When we look at Christian and Jewish ethics, they have undergone significant changes especially in the last 100 or even 50 years. For example, many Christian and Jewish denominations now find no moral qualms with same sex behavior. Their theological and ethical considerations of family relations and the family institution have also significantly shifted in order to mirror and accommodate the dominant social forces of modern secularism, liberalism, and capitalism. What justifies these shifts? Is it a belief in progress, namely that ethics must progress as civilization progresses?
Well what does civilizational progress even mean? And what does it mean for ethics to “progress” such that what was once considered a moral abomination 100 years ago is morally permissible or even laudatory now? These are questions that most Christian and Jewish denominations do not have answers for. They too have fallen victim to the pressures of modern cultural hegemony. Islam, in contrast, has resisted these pressures. This is often why, for example, Islam is considered morally “backwards” and retrograde, but Islam is only “retrograde” if the last 10 or 20 years of Western culture are considered the measuring stick by which to grade religions. By that measure, all of humanity prior to, say, the year 2000 or 2010 were in the dark abyss of moral purgatory. This is a baldly arrogant perspective on world history and a thoroughly uncompelling narrative. Islam safely avoids the entire dilemma, where most Christians and Jews are embroiled in its plain implications.

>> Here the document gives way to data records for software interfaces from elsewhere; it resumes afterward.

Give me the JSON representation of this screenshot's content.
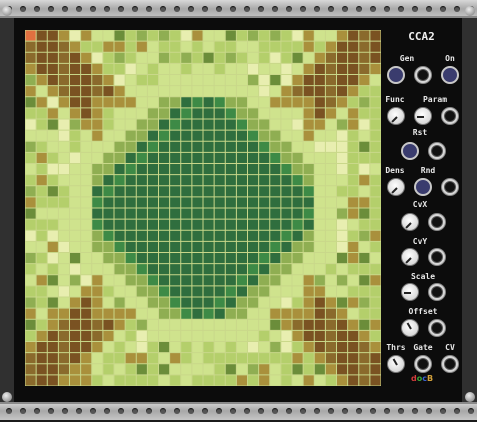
{
  "module": {
    "title": "CCA2",
    "brand_letters": [
      "d",
      "o",
      "c",
      "B"
    ],
    "brand_colors": [
      "#d23b3b",
      "#3aa63a",
      "#3b62d2",
      "#d2a03b"
    ]
  },
  "labels": {
    "gen": "Gen",
    "on": "On",
    "func": "Func",
    "param": "Param",
    "rst": "Rst",
    "dens": "Dens",
    "rnd": "Rnd",
    "cvx": "CvX",
    "cvy": "CvY",
    "scale": "Scale",
    "offset": "Offset",
    "thrs": "Thrs",
    "gate": "Gate",
    "cv": "CV"
  },
  "controls": {
    "gen_button": "blue-button",
    "on_button": "blue-button",
    "rst_button": "blue-button",
    "rnd_button": "blue-button",
    "func_knob": "white-knob",
    "param_knob": "white-knob",
    "dens_knob": "white-knob",
    "cvx_knob": "white-knob",
    "cvy_knob": "white-knob",
    "scale_knob": "white-knob",
    "offset_knob": "white-knob",
    "thrs_knob": "white-knob"
  },
  "grid": {
    "size": 32,
    "highlight_color": "#e07040",
    "palette": [
      "#2f6e3e",
      "#3d8a46",
      "#6b8d3a",
      "#8fae52",
      "#b4cf6b",
      "#cfe38d",
      "#e8eeb0",
      "#a9903c",
      "#8a6a2c",
      "#7a5222"
    ]
  }
}
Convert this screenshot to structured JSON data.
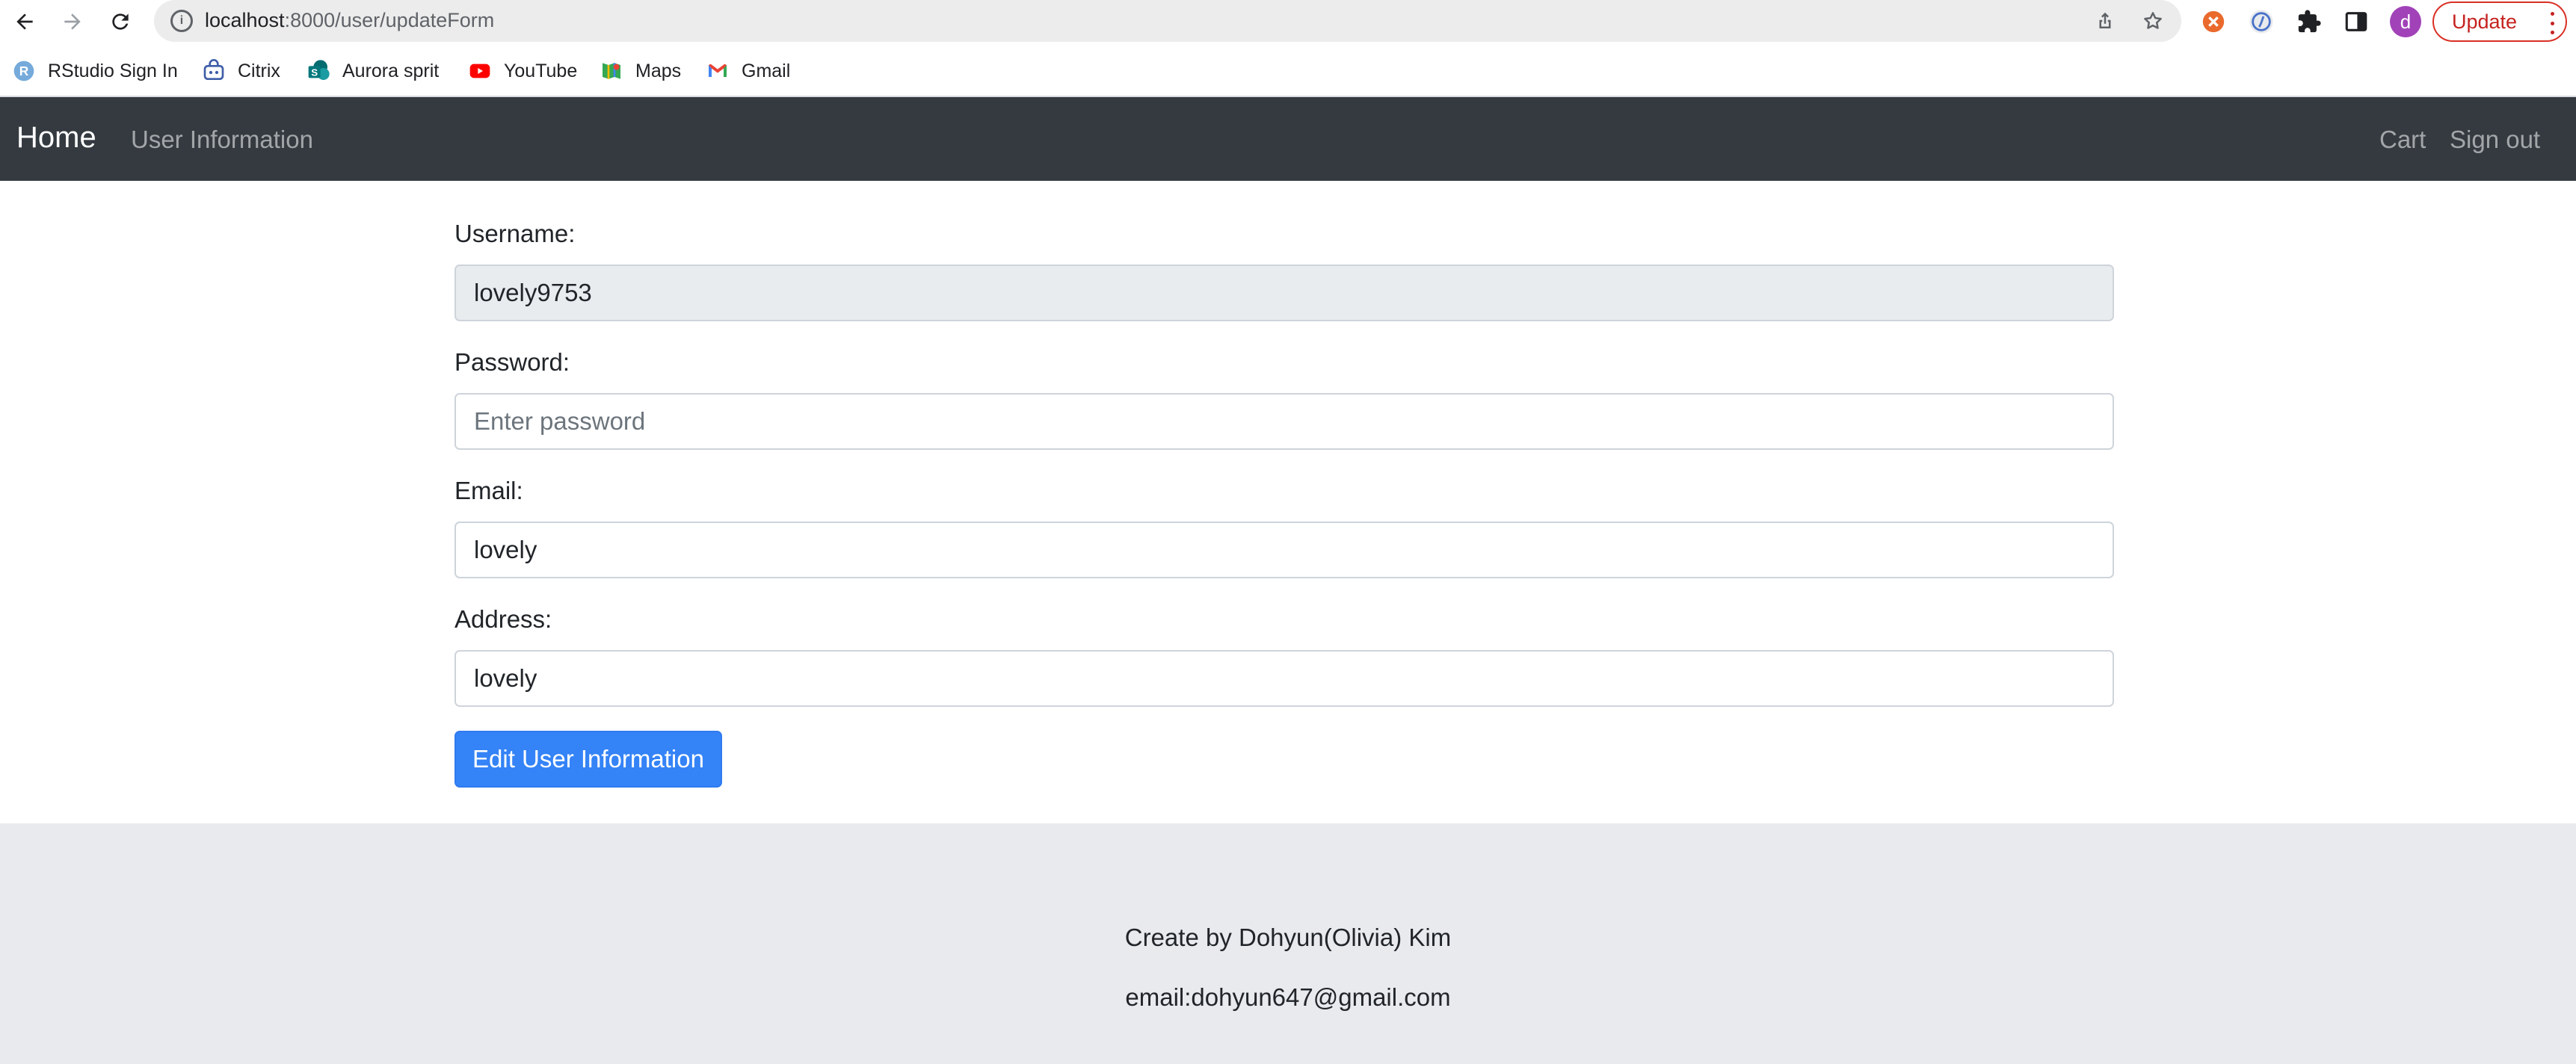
{
  "browser": {
    "url_host": "localhost",
    "url_path": ":8000/user/updateForm",
    "update_label": "Update",
    "profile_initial": "d",
    "bookmarks": [
      {
        "label": "RStudio Sign In",
        "icon": "rstudio-icon"
      },
      {
        "label": "Citrix",
        "icon": "citrix-icon"
      },
      {
        "label": "Aurora sprit",
        "icon": "sharepoint-icon"
      },
      {
        "label": "YouTube",
        "icon": "youtube-icon"
      },
      {
        "label": "Maps",
        "icon": "maps-icon"
      },
      {
        "label": "Gmail",
        "icon": "gmail-icon"
      }
    ]
  },
  "navbar": {
    "brand": "Home",
    "left_links": [
      "User Information"
    ],
    "right_links": [
      "Cart",
      "Sign out"
    ]
  },
  "form": {
    "username_label": "Username:",
    "username_value": "lovely9753",
    "password_label": "Password:",
    "password_placeholder": "Enter password",
    "email_label": "Email:",
    "email_value": "lovely",
    "address_label": "Address:",
    "address_value": "lovely",
    "submit_label": "Edit User Information"
  },
  "footer": {
    "credit": "Create by Dohyun(Olivia) Kim",
    "email": "email:dohyun647@gmail.com"
  },
  "colors": {
    "navbar_bg": "#343a40",
    "primary": "#3483f7",
    "footer_bg": "#e9eaee",
    "update_red": "#c5221f",
    "profile_purple": "#a142b8"
  }
}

We can also evaluate the overarching theories of Christianity and Judaism. Providing full critiques is beyond the scope of this short post, but areas of pressure can be put on the Trinity, of course. As for Judaism, their theology historically borrowed a great deal from Islamic kalam discourse in the 12th century (Maimonides being the most prominent example of a Jewish theologian actively engaging in the debates and theological discourse of Islamic Spain).
The only objections people these days raise about Islam are that the Quran and Sunna sanction practices that people with Western liberal cultural sensibilities find problematic. This is pretty weak. Many of the things that people today find objectionable about Islamic law and ethics were considered completely acceptable and unproblematic simply 10, 20, or 100 years ago. But again, the vague, inconsistent notion of “moral progress” is incessantly invoked to handle this obvious critique. Without substantiating what “moral progress” amounts to and explaining how moral truths concerning human nature can be conditional on time, these objections cannot be taken seriously.

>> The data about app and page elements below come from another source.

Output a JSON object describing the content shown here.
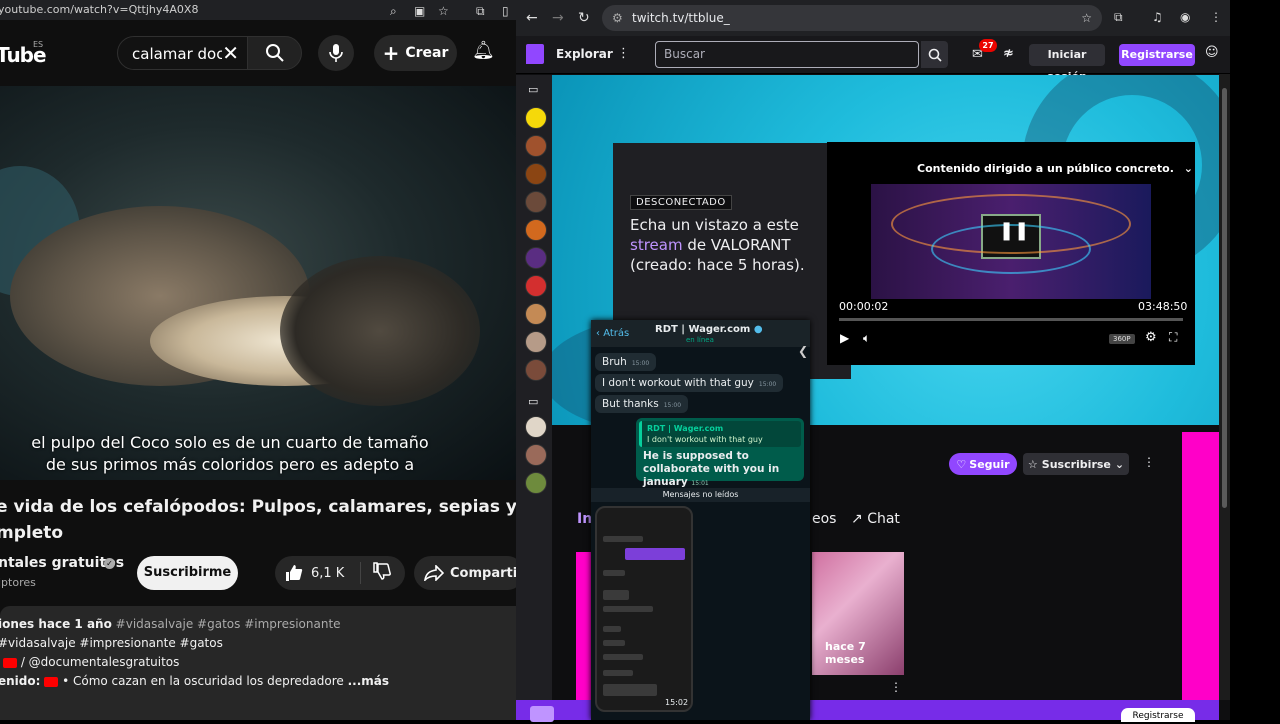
{
  "youtube": {
    "url": "youtube.com/watch?v=Qttjhy4A0X8",
    "logo": "Tube",
    "region": "ES",
    "search_value": "calamar docu",
    "create_label": "Crear",
    "caption_line1": "el pulpo del Coco solo es de un cuarto de tamaño",
    "caption_line2": "de sus primos más coloridos pero es adepto a",
    "title_line1": "e vida de los cefalópodos: Pulpos, calamares, sepias y nautilos",
    "title_line2": "mpleto",
    "channel": "ntales gratuitos",
    "channel_sub": "iptores",
    "subscribe_label": "Suscribirme",
    "likes": "6,1 K",
    "share_label": "Compartir",
    "desc_line1_a": "iones  hace 1 año",
    "desc_line1_b": "#vidasalvaje #gatos #impresionante",
    "desc_line2": "#vidasalvaje #impresionante #gatos",
    "desc_line3": "/ @documentalesgratuitos",
    "desc_line4_a": "enido:",
    "desc_line4_b": "• Cómo cazan en la oscuridad los depredadore",
    "desc_more": "...más"
  },
  "twitch": {
    "url": "twitch.tv/ttblue_",
    "explore_label": "Explorar",
    "search_placeholder": "Buscar",
    "notif_count": "27",
    "login_label": "Iniciar sesión",
    "register_label": "Registrarse",
    "offline_badge": "DESCONECTADO",
    "offline_text_1": "Echa un vistazo a este",
    "offline_text_hl": "stream",
    "offline_text_2": "de VALORANT (creado: hace 5 horas).",
    "player_notice": "Contenido dirigido a un público concreto.",
    "player_time_current": "00:00:02",
    "player_time_total": "03:48:50",
    "player_quality": "360P",
    "follow_label": "Seguir",
    "subscribe_label": "Suscribirse",
    "tab_home": "In",
    "tab_videos": "eos",
    "tab_chat": "Chat",
    "card_time": "hace 7 meses",
    "bottom_register": "Registrarse"
  },
  "chat": {
    "back_label": "Atrás",
    "contact": "RDT | Wager.com",
    "status": "en línea",
    "msg1": "Bruh",
    "msg1_time": "15:00",
    "msg2": "I don't workout with that guy",
    "msg2_time": "15:00",
    "msg3": "But thanks",
    "msg3_time": "15:00",
    "quote_name": "RDT | Wager.com",
    "quote_text": "I don't workout with that guy",
    "out_text": "He is supposed to collaborate with you in january",
    "out_time": "15:01",
    "unread_label": "Mensajes no leídos",
    "shot_time": "15:02"
  },
  "colors": {
    "twitch_purple": "#9147ff",
    "youtube_bg": "#0f0f0f",
    "whatsapp_green": "#005c4b"
  }
}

In the end, Muslims have the most compelling overarching theory. And those of sound intellect can also investigate the specifics of Islamic morality, including imperatives such as the 10 listed above, to see how beautiful and profound Islamic normativity actually is. Muslims, meanwhile, enjoy the sweet fruits of abiding by the deen in this life as well as the life to come bi idhnillah. Non-Muslims are always welcome to accept Islam and experience all this for themselves. And if they are not interested, we simply say, lakum dinukum waliya din.